*** Source records Section Begins ***
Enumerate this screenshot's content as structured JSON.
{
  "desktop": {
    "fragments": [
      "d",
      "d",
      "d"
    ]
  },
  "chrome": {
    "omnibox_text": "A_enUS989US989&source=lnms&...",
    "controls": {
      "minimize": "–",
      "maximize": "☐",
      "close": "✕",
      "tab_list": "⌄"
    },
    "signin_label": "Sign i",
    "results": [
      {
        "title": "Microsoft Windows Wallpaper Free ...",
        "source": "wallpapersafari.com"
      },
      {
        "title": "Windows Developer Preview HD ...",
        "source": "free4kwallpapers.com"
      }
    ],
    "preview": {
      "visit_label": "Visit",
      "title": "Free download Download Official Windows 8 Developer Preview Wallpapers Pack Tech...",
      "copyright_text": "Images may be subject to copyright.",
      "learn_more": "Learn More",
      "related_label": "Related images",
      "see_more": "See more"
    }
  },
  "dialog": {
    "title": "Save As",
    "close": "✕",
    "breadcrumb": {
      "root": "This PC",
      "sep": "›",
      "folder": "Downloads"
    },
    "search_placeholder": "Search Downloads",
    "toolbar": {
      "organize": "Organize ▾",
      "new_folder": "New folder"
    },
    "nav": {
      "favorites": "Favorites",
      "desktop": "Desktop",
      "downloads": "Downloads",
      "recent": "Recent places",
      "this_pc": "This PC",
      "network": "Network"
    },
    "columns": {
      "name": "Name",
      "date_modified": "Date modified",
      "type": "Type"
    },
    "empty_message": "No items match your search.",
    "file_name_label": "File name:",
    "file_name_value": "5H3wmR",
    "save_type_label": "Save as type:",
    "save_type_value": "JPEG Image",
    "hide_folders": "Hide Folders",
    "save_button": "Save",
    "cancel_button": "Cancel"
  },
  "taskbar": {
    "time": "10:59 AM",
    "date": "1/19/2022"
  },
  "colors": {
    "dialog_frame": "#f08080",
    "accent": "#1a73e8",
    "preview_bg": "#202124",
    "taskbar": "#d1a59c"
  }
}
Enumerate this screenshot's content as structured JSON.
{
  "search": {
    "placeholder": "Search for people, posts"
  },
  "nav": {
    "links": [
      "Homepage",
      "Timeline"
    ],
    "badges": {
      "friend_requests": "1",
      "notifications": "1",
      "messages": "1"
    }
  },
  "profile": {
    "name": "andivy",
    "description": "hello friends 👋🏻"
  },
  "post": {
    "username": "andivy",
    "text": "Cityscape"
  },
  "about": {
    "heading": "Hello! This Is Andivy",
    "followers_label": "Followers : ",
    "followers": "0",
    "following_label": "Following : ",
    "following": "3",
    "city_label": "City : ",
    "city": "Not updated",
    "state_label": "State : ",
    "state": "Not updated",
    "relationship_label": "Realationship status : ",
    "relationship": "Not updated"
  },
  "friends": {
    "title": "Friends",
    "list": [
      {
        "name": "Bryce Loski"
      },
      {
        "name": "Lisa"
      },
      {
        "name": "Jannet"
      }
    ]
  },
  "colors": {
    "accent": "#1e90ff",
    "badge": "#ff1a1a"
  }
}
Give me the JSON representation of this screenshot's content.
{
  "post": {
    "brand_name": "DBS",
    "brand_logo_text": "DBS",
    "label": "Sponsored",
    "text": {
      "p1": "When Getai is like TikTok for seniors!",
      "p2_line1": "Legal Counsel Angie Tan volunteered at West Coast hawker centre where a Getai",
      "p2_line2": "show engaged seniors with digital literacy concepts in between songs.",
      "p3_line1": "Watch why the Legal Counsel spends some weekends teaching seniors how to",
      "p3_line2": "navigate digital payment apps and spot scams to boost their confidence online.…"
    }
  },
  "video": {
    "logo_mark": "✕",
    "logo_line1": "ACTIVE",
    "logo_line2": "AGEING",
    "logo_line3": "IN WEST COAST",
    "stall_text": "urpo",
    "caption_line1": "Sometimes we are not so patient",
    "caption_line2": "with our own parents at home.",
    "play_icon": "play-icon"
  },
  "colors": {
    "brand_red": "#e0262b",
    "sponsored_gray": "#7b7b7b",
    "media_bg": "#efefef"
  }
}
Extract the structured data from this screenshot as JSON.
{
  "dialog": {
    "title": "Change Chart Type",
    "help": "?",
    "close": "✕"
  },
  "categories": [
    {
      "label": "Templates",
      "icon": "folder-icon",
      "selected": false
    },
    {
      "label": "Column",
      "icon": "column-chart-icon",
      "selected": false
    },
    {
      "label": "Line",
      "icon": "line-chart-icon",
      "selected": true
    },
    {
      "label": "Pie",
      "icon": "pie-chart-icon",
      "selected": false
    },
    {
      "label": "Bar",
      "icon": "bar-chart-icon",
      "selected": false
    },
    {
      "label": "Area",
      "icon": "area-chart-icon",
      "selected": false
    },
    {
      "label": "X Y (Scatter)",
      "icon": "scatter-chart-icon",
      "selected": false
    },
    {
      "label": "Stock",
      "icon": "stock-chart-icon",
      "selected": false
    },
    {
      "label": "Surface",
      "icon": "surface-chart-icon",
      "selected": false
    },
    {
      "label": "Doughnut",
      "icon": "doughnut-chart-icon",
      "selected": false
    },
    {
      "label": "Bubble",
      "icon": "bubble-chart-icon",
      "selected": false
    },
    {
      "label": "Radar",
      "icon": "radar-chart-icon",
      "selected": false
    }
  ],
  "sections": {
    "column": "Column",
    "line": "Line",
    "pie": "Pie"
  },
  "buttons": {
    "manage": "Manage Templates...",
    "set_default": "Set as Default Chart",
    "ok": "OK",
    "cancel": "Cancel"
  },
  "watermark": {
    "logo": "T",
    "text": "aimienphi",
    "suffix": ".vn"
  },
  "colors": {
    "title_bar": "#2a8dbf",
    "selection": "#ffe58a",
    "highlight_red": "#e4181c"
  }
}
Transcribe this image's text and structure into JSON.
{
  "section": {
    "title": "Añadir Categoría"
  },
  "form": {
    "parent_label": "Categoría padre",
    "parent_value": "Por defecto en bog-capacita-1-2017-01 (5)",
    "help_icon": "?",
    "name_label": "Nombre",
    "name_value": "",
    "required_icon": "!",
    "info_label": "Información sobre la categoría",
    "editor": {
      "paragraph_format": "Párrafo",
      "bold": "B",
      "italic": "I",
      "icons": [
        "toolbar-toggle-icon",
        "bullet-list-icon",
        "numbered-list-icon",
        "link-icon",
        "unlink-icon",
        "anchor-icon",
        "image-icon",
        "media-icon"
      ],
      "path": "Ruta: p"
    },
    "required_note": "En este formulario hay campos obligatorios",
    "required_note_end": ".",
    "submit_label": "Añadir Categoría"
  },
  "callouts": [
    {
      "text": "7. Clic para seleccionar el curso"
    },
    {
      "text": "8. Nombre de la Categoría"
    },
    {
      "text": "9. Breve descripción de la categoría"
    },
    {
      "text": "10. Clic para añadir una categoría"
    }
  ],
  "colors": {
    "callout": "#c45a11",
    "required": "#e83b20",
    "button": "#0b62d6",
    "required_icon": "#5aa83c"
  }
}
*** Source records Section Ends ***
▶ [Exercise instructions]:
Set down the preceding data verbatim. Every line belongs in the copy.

▶ [Task result]:
Enumerate this screenshot's content as structured JSON.
{
  "desktop": {
    "fragments": [
      "d",
      "d",
      "d"
    ]
  },
  "chrome": {
    "omnibox_text": "A_enUS989US989&source=lnms&...",
    "controls": {
      "minimize": "–",
      "maximize": "☐",
      "close": "✕",
      "tab_list": "⌄"
    },
    "signin_label": "Sign i",
    "results": [
      {
        "title": "Microsoft Windows Wallpaper Free ...",
        "source": "wallpapersafari.com"
      },
      {
        "title": "Windows Developer Preview HD ...",
        "source": "free4kwallpapers.com"
      }
    ],
    "preview": {
      "visit_label": "Visit",
      "title": "Free download Download Official Windows 8 Developer Preview Wallpapers Pack Tech...",
      "copyright_text": "Images may be subject to copyright.",
      "learn_more": "Learn More",
      "related_label": "Related images",
      "see_more": "See more"
    }
  },
  "dialog": {
    "title": "Save As",
    "close": "✕",
    "breadcrumb": {
      "root": "This PC",
      "sep": "›",
      "folder": "Downloads"
    },
    "search_placeholder": "Search Downloads",
    "toolbar": {
      "organize": "Organize ▾",
      "new_folder": "New folder"
    },
    "nav": {
      "favorites": "Favorites",
      "desktop": "Desktop",
      "downloads": "Downloads",
      "recent": "Recent places",
      "this_pc": "This PC",
      "network": "Network"
    },
    "columns": {
      "name": "Name",
      "date_modified": "Date modified",
      "type": "Type"
    },
    "empty_message": "No items match your search.",
    "file_name_label": "File name:",
    "file_name_value": "5H3wmR",
    "save_type_label": "Save as type:",
    "save_type_value": "JPEG Image",
    "hide_folders": "Hide Folders",
    "save_button": "Save",
    "cancel_button": "Cancel"
  },
  "taskbar": {
    "time": "10:59 AM",
    "date": "1/19/2022"
  },
  "colors": {
    "dialog_frame": "#f08080",
    "accent": "#1a73e8",
    "preview_bg": "#202124",
    "taskbar": "#d1a59c"
  }
}
Enumerate this screenshot's content as structured JSON.
{
  "search": {
    "placeholder": "Search for people, posts"
  },
  "nav": {
    "links": [
      "Homepage",
      "Timeline"
    ],
    "badges": {
      "friend_requests": "1",
      "notifications": "1",
      "messages": "1"
    }
  },
  "profile": {
    "name": "andivy",
    "description": "hello friends 👋🏻"
  },
  "post": {
    "username": "andivy",
    "text": "Cityscape"
  },
  "about": {
    "heading": "Hello! This Is Andivy",
    "followers_label": "Followers : ",
    "followers": "0",
    "following_label": "Following : ",
    "following": "3",
    "city_label": "City : ",
    "city": "Not updated",
    "state_label": "State : ",
    "state": "Not updated",
    "relationship_label": "Realationship status : ",
    "relationship": "Not updated"
  },
  "friends": {
    "title": "Friends",
    "list": [
      {
        "name": "Bryce Loski"
      },
      {
        "name": "Lisa"
      },
      {
        "name": "Jannet"
      }
    ]
  },
  "colors": {
    "accent": "#1e90ff",
    "badge": "#ff1a1a"
  }
}
Give me the JSON representation of this screenshot's content.
{
  "post": {
    "brand_name": "DBS",
    "brand_logo_text": "DBS",
    "label": "Sponsored",
    "text": {
      "p1": "When Getai is like TikTok for seniors!",
      "p2_line1": "Legal Counsel Angie Tan volunteered at West Coast hawker centre where a Getai",
      "p2_line2": "show engaged seniors with digital literacy concepts in between songs.",
      "p3_line1": "Watch why the Legal Counsel spends some weekends teaching seniors how to",
      "p3_line2": "navigate digital payment apps and spot scams to boost their confidence online.…"
    }
  },
  "video": {
    "logo_mark": "✕",
    "logo_line1": "ACTIVE",
    "logo_line2": "AGEING",
    "logo_line3": "IN WEST COAST",
    "stall_text": "urpo",
    "caption_line1": "Sometimes we are not so patient",
    "caption_line2": "with our own parents at home.",
    "play_icon": "play-icon"
  },
  "colors": {
    "brand_red": "#e0262b",
    "sponsored_gray": "#7b7b7b",
    "media_bg": "#efefef"
  }
}
Extract the structured data from this screenshot as JSON.
{
  "dialog": {
    "title": "Change Chart Type",
    "help": "?",
    "close": "✕"
  },
  "categories": [
    {
      "label": "Templates",
      "icon": "folder-icon",
      "selected": false
    },
    {
      "label": "Column",
      "icon": "column-chart-icon",
      "selected": false
    },
    {
      "label": "Line",
      "icon": "line-chart-icon",
      "selected": true
    },
    {
      "label": "Pie",
      "icon": "pie-chart-icon",
      "selected": false
    },
    {
      "label": "Bar",
      "icon": "bar-chart-icon",
      "selected": false
    },
    {
      "label": "Area",
      "icon": "area-chart-icon",
      "selected": false
    },
    {
      "label": "X Y (Scatter)",
      "icon": "scatter-chart-icon",
      "selected": false
    },
    {
      "label": "Stock",
      "icon": "stock-chart-icon",
      "selected": false
    },
    {
      "label": "Surface",
      "icon": "surface-chart-icon",
      "selected": false
    },
    {
      "label": "Doughnut",
      "icon": "doughnut-chart-icon",
      "selected": false
    },
    {
      "label": "Bubble",
      "icon": "bubble-chart-icon",
      "selected": false
    },
    {
      "label": "Radar",
      "icon": "radar-chart-icon",
      "selected": false
    }
  ],
  "sections": {
    "column": "Column",
    "line": "Line",
    "pie": "Pie"
  },
  "buttons": {
    "manage": "Manage Templates...",
    "set_default": "Set as Default Chart",
    "ok": "OK",
    "cancel": "Cancel"
  },
  "watermark": {
    "logo": "T",
    "text": "aimienphi",
    "suffix": ".vn"
  },
  "colors": {
    "title_bar": "#2a8dbf",
    "selection": "#ffe58a",
    "highlight_red": "#e4181c"
  }
}
Transcribe this image's text and structure into JSON.
{
  "section": {
    "title": "Añadir Categoría"
  },
  "form": {
    "parent_label": "Categoría padre",
    "parent_value": "Por defecto en bog-capacita-1-2017-01 (5)",
    "help_icon": "?",
    "name_label": "Nombre",
    "name_value": "",
    "required_icon": "!",
    "info_label": "Información sobre la categoría",
    "editor": {
      "paragraph_format": "Párrafo",
      "bold": "B",
      "italic": "I",
      "icons": [
        "toolbar-toggle-icon",
        "bullet-list-icon",
        "numbered-list-icon",
        "link-icon",
        "unlink-icon",
        "anchor-icon",
        "image-icon",
        "media-icon"
      ],
      "path": "Ruta: p"
    },
    "required_note": "En este formulario hay campos obligatorios",
    "required_note_end": ".",
    "submit_label": "Añadir Categoría"
  },
  "callouts": [
    {
      "text": "7. Clic para seleccionar el curso"
    },
    {
      "text": "8. Nombre de la Categoría"
    },
    {
      "text": "9. Breve descripción de la categoría"
    },
    {
      "text": "10. Clic para añadir una categoría"
    }
  ],
  "colors": {
    "callout": "#c45a11",
    "required": "#e83b20",
    "button": "#0b62d6",
    "required_icon": "#5aa83c"
  }
}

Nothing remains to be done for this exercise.